Mellon Foundation Recognizes Syracuse Black/Arab Racial Justice Research Project
Professors Carol Fadda and Dana Olwan will examine the impact of racism and discrimination on the interconnected histories and lived experiences of Arab and Black communities living in the city of Syracuse.
Associate Professors Carol Fadda and Dana Olwan’s project “Black-Arab Relationalities: Confronting Racism, Narrating Solidarities” will examine the impact of racism and discrimination on the interconnected histories and lived experiences of Arab and Black communities living in the city of Syracuse. The project is supported by a $500,000 award from the Mellon Foundation’s Higher Learning initiative. Fadda and Olwan will use the information gathered in Syracuse to study racial politics in the United States.
Fadda is an associate professor of English who holds faculty affiliations with the Department of Women’s and Gender Studies and the Middle Eastern Studies program. Olwan is an associate professor in the Department of Women’s and Gender Studies and is affiliated with the Middle Eastern Studies and the Native American and Indigenous Studies programs.
According to Fadda and Olwan, the project’s focus emerges directly from the racial and socioeconomic conditions shaping the politics, histories and realities of the city of Syracuse and Syracuse University. Located on the traditional territories of the Onondaga Nation, the city of Syracuse is home to one of the oldest Black communities in the U.S. that dates to the early 19th century. In the past two decades, and against the backdrop of urban racism, declining employment opportunities and increased poverty for racialized communities, Syracuse has served as a point of arrival and settlement for immigrant and refugee communities from various countries, including Syria, Iraq, Sudan and Somalia. As such, Syracuse “is a microcosm of national racial structures and hierarchies that are constituted through the geographic separation of communities in relation to their racial, ethnic, and national origins,” Fadda and Olwan say. Expressing their investment in this initiative, they state: “As non-Black Arab feminist and humanities scholars, we focus on Black and Arab relationalities within the city of Syracuse, where we both live and work, to develop ethical, non-hierarchical and accountable solidarity politics integral to anti-racist work.”

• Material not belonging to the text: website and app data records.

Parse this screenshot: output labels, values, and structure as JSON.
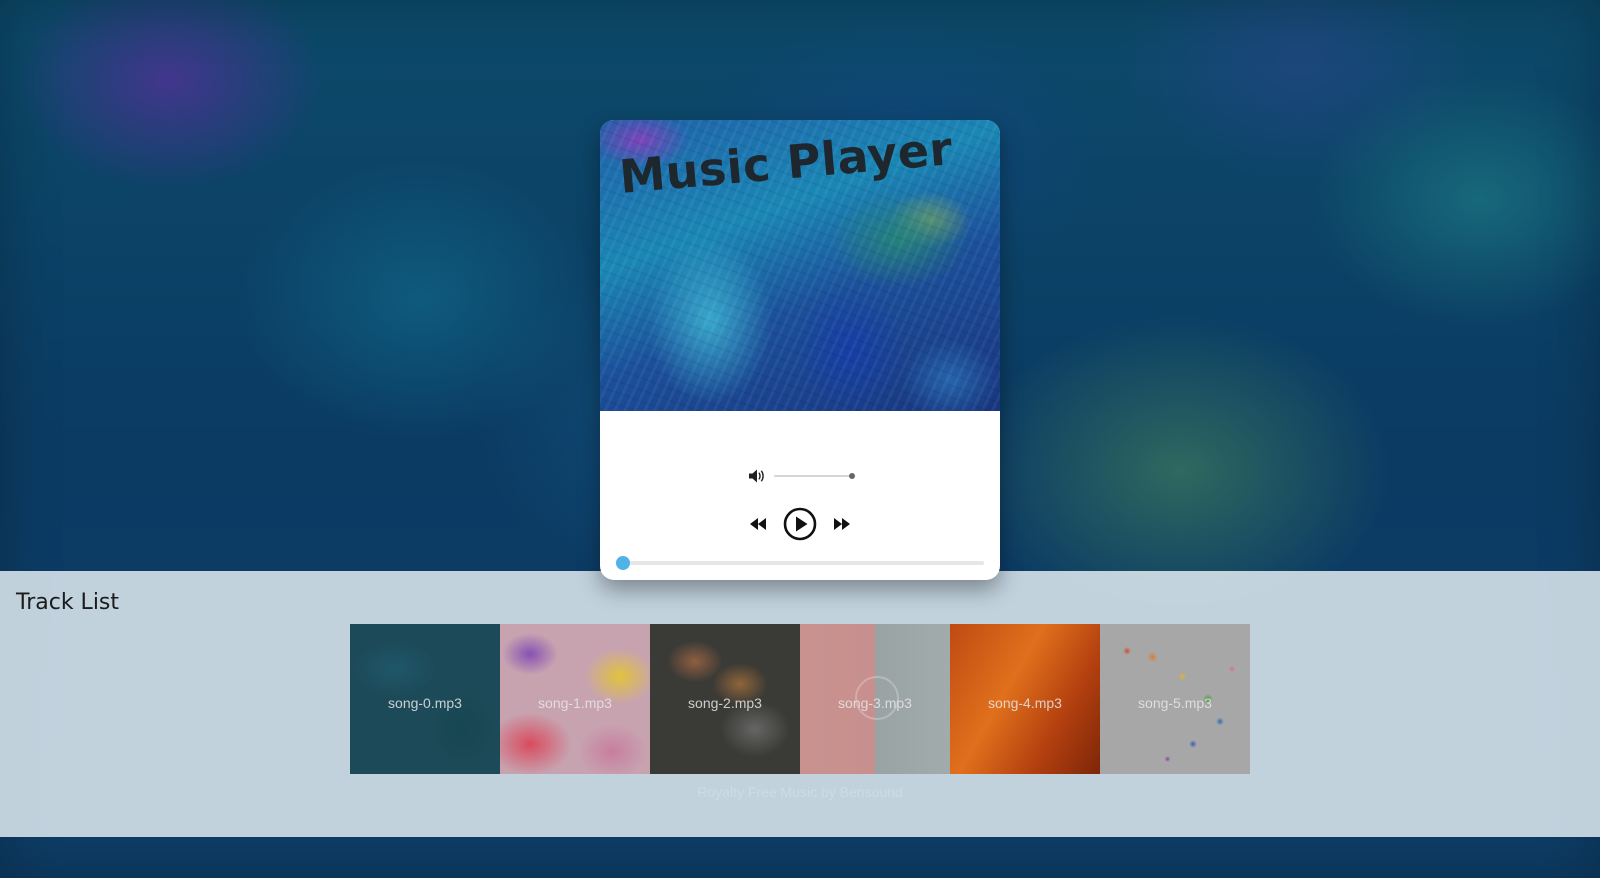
{
  "player": {
    "title": "Music Player",
    "volume_level": 1.0,
    "progress": 0.0,
    "accent_color": "#4fb3e8",
    "icons": {
      "volume": "volume-icon",
      "previous": "rewind-icon",
      "play": "play-circle-icon",
      "next": "fast-forward-icon"
    }
  },
  "tracklist": {
    "heading": "Track List",
    "tracks": [
      {
        "name": "song-0.mp3"
      },
      {
        "name": "song-1.mp3"
      },
      {
        "name": "song-2.mp3"
      },
      {
        "name": "song-3.mp3"
      },
      {
        "name": "song-4.mp3"
      },
      {
        "name": "song-5.mp3"
      }
    ]
  },
  "footer": {
    "credit": "Royalty Free Music by Bensound"
  }
}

Three Focal Points
Fadda and Olwan will focus their work over the three-year initiative in a trio of arenas: community-building and support; pedagogical transformation; and living partnerships and collaborations. The activities through which they plan to accomplish those goals include:
- Engaging the intersecting histories and realities of Arab and Black communities in Syracuse
- Developing collaborative spaces that highlight the relations between Black and Arab local communities as informed by the city’s racial histories, current realities and future trajectories
- Supporting solidarity among those communities through pedagogical, scholarly and community-based interventions
- Creating multiple constituencies of partnerships and sustainable community relations within the University, the city of Syracuse and beyond
- Inviting local Black and Arab communities to share their histories and stories for a living archive of materials that capture the rich, interconnected and shifting relations among these communities
- Rethinking modes used to generate knowledge at institutions of higher learning through collaborations with community partners
Local, National Value
University Vice President for Research Duncan Brown says the Mellon Foundation’s recognition of Fadda and Olwan’s work demonstrates the importance of humanities research and the impact of their scholarship in improving people’s lives. “The community-based, locally invested work that Professors Fadda and Olwan are undertaking will engage the University’s neighbors in discussing pressing issues in American racial politics and policy. The knowledge the project will produce will help communities across the United States improve racial and multi-cultural understanding,” Brown says.
College of Arts and Sciences Interim Dean Lois Agnew says, “On behalf of the College, I congratulate Professors Fadda and Olwan for this prestigious award, which will support their efforts in taking on the very real issues of racism and discrimination facing Arab and Black communities right here in our city. The humanities give us the critical tools needed to both understand other peoples’ experiences and to forge the ethical and effective solutions that can change long-standing challenges. I look forward to seeing the fruits of this project, locally and beyond.”
The Mellon Foundation awarded its inaugural round of Higher Learning program grants to 11 other projects in the category of race and racialization. Eight other grants were presented for projects focused on social justice, and six more were given for initiatives on civic engagement and voting rights.
The program supports inquiry into “issues of vital social, cultural and historical importance…to help illuminate the significance of voting rights controversies in U.S. history from numerous humanities perspectives; demonstrate the complex import of race and racialization within U.S. culture and society and highlight the role of the literary imagination in making and remaking worlds and societies, past and present.” Higher Learning Director Philip Brian Harper says its focus is “to highlight the essential role of the humanities—including those disciplines concerned with the interpretation of expressive culture—in addressing our society’s most salient social issues, past and present. We seek to support not only incisive analytical work but also projects that creatively envision more just and equitable futures.”
This article originally appeared on SU News. It was published by Diane Stirling.